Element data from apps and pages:

::::::

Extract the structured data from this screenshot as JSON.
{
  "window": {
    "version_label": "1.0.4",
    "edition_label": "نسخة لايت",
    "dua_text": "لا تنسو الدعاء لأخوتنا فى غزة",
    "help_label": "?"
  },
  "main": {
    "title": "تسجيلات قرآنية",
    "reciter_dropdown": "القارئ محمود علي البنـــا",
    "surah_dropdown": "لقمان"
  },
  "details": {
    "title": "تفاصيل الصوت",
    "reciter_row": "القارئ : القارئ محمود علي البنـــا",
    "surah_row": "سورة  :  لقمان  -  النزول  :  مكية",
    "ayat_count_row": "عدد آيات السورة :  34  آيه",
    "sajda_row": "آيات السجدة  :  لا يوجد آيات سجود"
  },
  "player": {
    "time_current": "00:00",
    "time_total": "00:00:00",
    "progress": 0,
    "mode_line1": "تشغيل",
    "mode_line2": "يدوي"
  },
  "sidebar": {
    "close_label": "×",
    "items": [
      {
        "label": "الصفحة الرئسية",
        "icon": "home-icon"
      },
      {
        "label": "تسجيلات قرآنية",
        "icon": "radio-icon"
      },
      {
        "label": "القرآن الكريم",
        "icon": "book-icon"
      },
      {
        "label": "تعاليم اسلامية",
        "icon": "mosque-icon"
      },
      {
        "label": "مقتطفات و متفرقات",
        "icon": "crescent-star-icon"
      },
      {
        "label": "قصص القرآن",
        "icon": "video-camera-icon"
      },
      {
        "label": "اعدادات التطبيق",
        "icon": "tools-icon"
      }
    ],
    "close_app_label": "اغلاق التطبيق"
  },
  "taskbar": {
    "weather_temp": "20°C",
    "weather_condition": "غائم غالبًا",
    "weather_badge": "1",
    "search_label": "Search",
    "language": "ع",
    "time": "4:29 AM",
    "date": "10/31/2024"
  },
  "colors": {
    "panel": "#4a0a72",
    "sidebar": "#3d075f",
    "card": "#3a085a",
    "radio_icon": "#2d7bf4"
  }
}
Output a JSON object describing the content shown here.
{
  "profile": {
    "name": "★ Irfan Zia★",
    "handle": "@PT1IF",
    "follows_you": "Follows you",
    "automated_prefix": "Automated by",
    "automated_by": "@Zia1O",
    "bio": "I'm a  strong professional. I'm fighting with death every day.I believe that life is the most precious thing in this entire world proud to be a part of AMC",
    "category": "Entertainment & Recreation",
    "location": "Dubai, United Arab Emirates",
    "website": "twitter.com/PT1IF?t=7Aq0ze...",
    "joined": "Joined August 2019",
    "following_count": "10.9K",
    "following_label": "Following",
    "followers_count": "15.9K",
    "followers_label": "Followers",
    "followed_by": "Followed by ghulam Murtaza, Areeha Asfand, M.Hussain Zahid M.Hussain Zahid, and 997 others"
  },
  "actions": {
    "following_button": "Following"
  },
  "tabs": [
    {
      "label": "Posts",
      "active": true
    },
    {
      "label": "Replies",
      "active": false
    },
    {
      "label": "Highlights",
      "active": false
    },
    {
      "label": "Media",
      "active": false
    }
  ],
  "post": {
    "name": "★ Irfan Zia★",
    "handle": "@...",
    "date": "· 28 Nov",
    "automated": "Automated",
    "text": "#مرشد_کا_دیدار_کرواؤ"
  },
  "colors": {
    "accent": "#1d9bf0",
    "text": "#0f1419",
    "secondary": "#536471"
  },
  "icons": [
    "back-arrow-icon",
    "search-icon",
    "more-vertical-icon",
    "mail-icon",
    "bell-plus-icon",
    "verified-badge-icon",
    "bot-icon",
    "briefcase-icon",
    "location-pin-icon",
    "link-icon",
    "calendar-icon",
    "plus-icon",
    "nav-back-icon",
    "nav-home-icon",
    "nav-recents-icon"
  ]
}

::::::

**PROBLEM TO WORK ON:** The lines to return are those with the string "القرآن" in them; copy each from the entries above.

**RESULT OF THE EXERCISE:**
        "label": "القرآن الكريم",
        "label": "قصص القرآن",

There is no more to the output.